# Records provided
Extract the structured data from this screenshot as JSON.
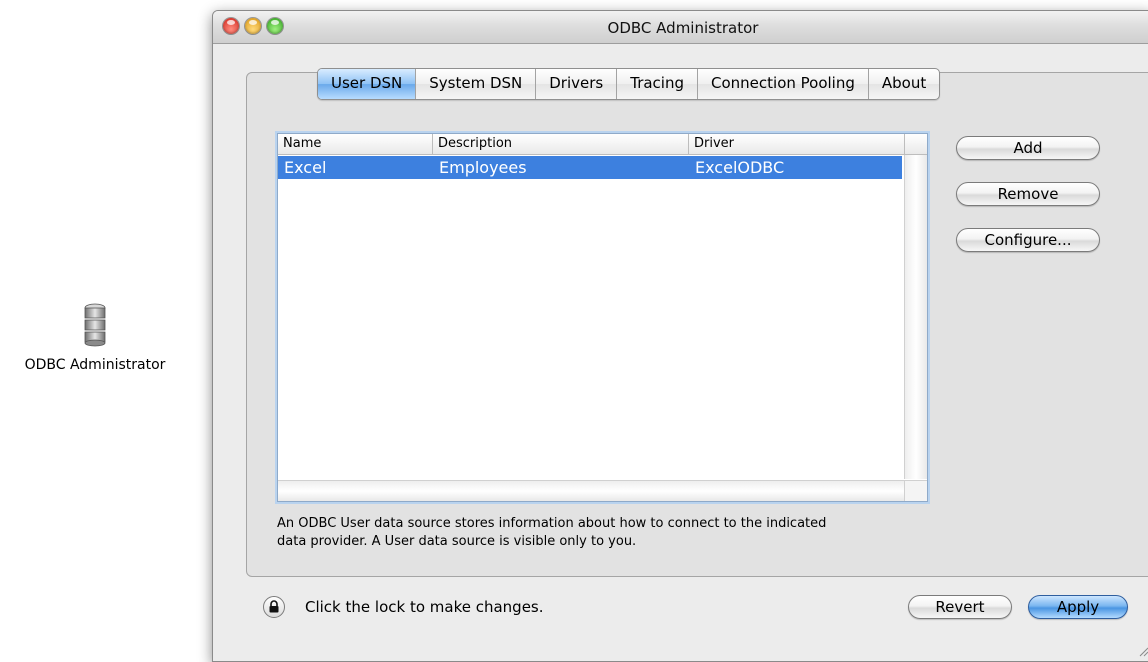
{
  "desktop": {
    "icon_label": "ODBC Administrator"
  },
  "window": {
    "title": "ODBC Administrator"
  },
  "tabs": [
    {
      "label": "User DSN",
      "active": true
    },
    {
      "label": "System DSN",
      "active": false
    },
    {
      "label": "Drivers",
      "active": false
    },
    {
      "label": "Tracing",
      "active": false
    },
    {
      "label": "Connection Pooling",
      "active": false
    },
    {
      "label": "About",
      "active": false
    }
  ],
  "table": {
    "columns": [
      "Name",
      "Description",
      "Driver"
    ],
    "rows": [
      {
        "name": "Excel",
        "description": "Employees",
        "driver": "ExcelODBC",
        "selected": true
      }
    ]
  },
  "side_buttons": {
    "add": "Add",
    "remove": "Remove",
    "configure": "Configure..."
  },
  "description": {
    "line1": "An ODBC User data source stores information about how to connect to the indicated",
    "line2": "data provider. A User data source is visible only to you."
  },
  "footer": {
    "lock_text": "Click the lock to make changes.",
    "revert": "Revert",
    "apply": "Apply"
  },
  "icons": {
    "desktop_icon": "database-icon",
    "lock": "lock-icon",
    "resize": "resize-grip-icon"
  },
  "colors": {
    "selection": "#3d80df",
    "active_tab": "#8fc2f5",
    "default_button": "#4a95e2"
  }
}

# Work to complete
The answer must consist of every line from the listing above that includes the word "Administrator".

# Output for this exercise
    "icon_label": "ODBC Administrator"
    "title": "ODBC Administrator"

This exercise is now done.